■ What to do: Every line below should be copied exactly; drop the pictures.

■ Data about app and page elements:
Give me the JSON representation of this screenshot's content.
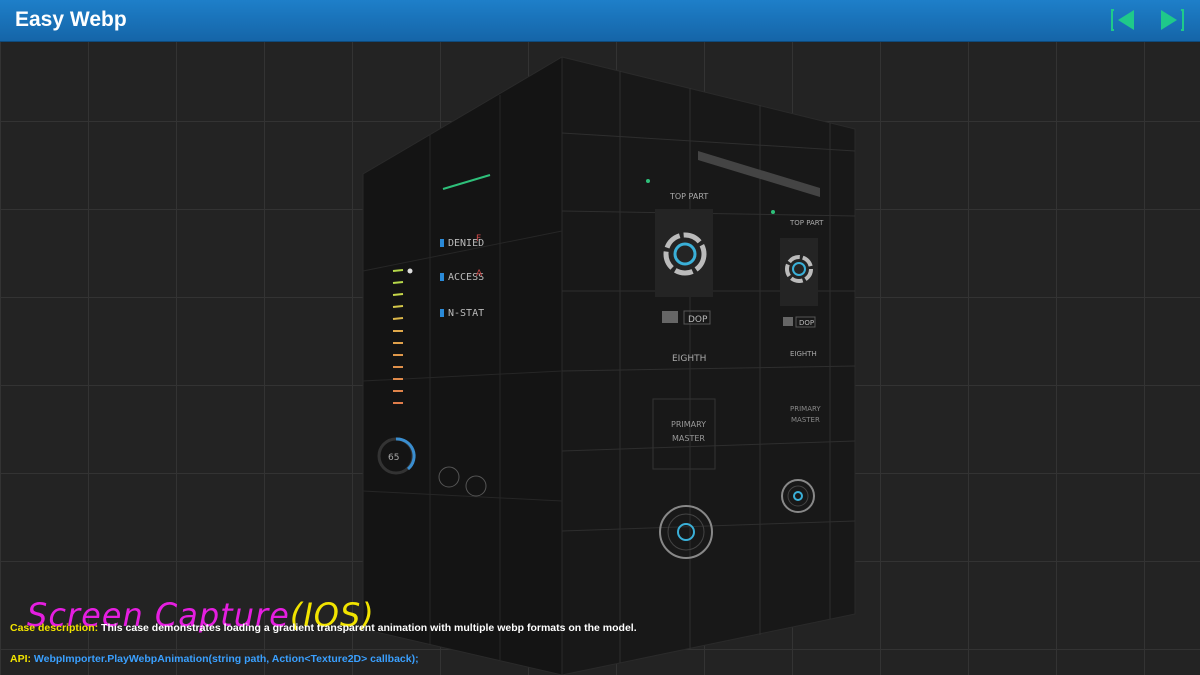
{
  "header": {
    "title": "Easy Webp",
    "prev_icon": "triangle-left-green-icon",
    "next_icon": "triangle-right-green-icon",
    "accent_color": "#1a73bd",
    "button_color": "#1fc98a"
  },
  "cube": {
    "left_face": {
      "rows": [
        "DENIED",
        "ACCESS",
        "N-STAT"
      ],
      "dial_value": "65"
    },
    "right_face": {
      "top_label": "TOP PART",
      "top_label_2": "TOP PART",
      "button_label": "DOP",
      "button_label_2": "DOP",
      "eighth": "EIGHTH",
      "eighth_2": "EIGHTH",
      "primary": "PRIMARY",
      "master": "MASTER",
      "primary_2": "PRIMARY",
      "master_2": "MASTER"
    }
  },
  "overlay": {
    "capture_title": "Screen Capture",
    "capture_tag": "(IOS)",
    "desc_label": "Case description:",
    "desc_text": "This case demonstrates loading a gradient transparent animation with multiple webp formats on the model.",
    "api_label": "API:",
    "api_text": "WebpImporter.PlayWebpAnimation(string path, Action<Texture2D> callback);"
  }
}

■ Solution:
Give me the JSON representation of this screenshot's content.
{
  "header": {
    "title": "Easy Webp",
    "prev_icon": "triangle-left-green-icon",
    "next_icon": "triangle-right-green-icon",
    "accent_color": "#1a73bd",
    "button_color": "#1fc98a"
  },
  "cube": {
    "left_face": {
      "rows": [
        "DENIED",
        "ACCESS",
        "N-STAT"
      ],
      "dial_value": "65"
    },
    "right_face": {
      "top_label": "TOP PART",
      "top_label_2": "TOP PART",
      "button_label": "DOP",
      "button_label_2": "DOP",
      "eighth": "EIGHTH",
      "eighth_2": "EIGHTH",
      "primary": "PRIMARY",
      "master": "MASTER",
      "primary_2": "PRIMARY",
      "master_2": "MASTER"
    }
  },
  "overlay": {
    "capture_title": "Screen Capture",
    "capture_tag": "(IOS)",
    "desc_label": "Case description:",
    "desc_text": "This case demonstrates loading a gradient transparent animation with multiple webp formats on the model.",
    "api_label": "API:",
    "api_text": "WebpImporter.PlayWebpAnimation(string path, Action<Texture2D> callback);"
  }
}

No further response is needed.